How Is Fuel for Cars Made?by Edwin Thomas
Extraction and Shipping
This process begins with the extraction of petroleum. Using geological surveying, an oil reservoir is discovered and drilled to, and the oil is removed. Relatively unknown is that even in the most accessible wells, it is usually only possible to remove 2/3 of the oil in the well. The oil is then shipped, usually either by pipeline or by tanker, to a refinery.
An oil refinery is an incredibly complicated, large-scale chemical processing plant. However, the basic processes used are based on distillation. Distillation works by heating a substance to the point where the desired part vaporizes, leaving the undesired impurities behind. The vapor is then condensed back into liquid and collected. Petroleum distillation is sometimes different from normal distillation in that some distillates also require different pressures, while normal distillation is always done at the local atmospheric pressure.
Gasoline starts with the progressive distillation of crude oil. This is where the process used to end, but modern engines require better fuel to achieve their higher performance, so various other substances made at the refinery, produced by chemical processing, are blended in. These other petroleum products are reformate, cat cracked naphtha, isomerate, alkylate, virgin naptha and hydrocrackate.
The main form of diesel fuel is still derived from petroleum. This is a distillate of crude oil. Compared to making gasoline, diesel-making is still relatively simple, being distilled at normal pressure in temperatures between 200 and 350 degrees Celsius.
Biodiesel and Ethanol
Mixtures of gasoline and ethanol have been standard in the United States for years, mixtures of petrodiesel and biodiesel are becoming more common and some vehicles run exclusively on biodiesel or ethanol.
Biodiesel is made from non-petroleum oil, such as soy or vegetable oil. This raw material is filtered to purity and then processed with a mixture of sodium hydroxide and alcohol.

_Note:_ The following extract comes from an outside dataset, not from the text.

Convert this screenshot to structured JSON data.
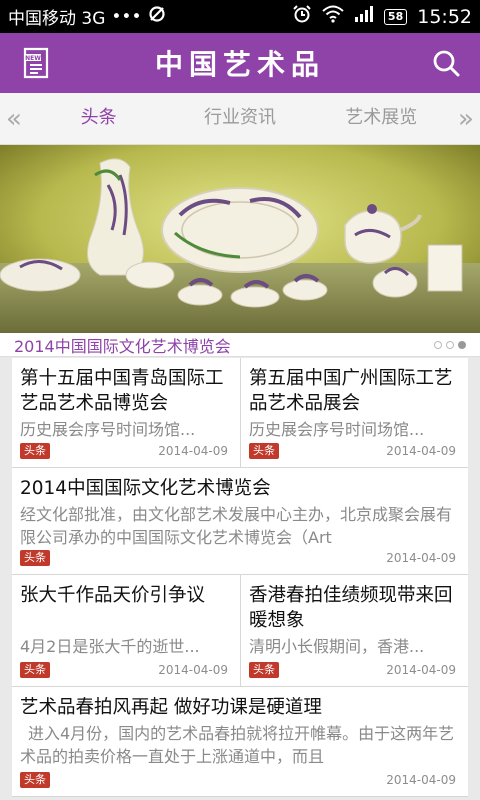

Ethanol is made in the time-tested method of alcohol distillation. Grains and vegetable matter are combined with water and yeast to make a mash, which ferments producing a low-grade alcohol. This is then distilled multiple times to concentrate the alcohol.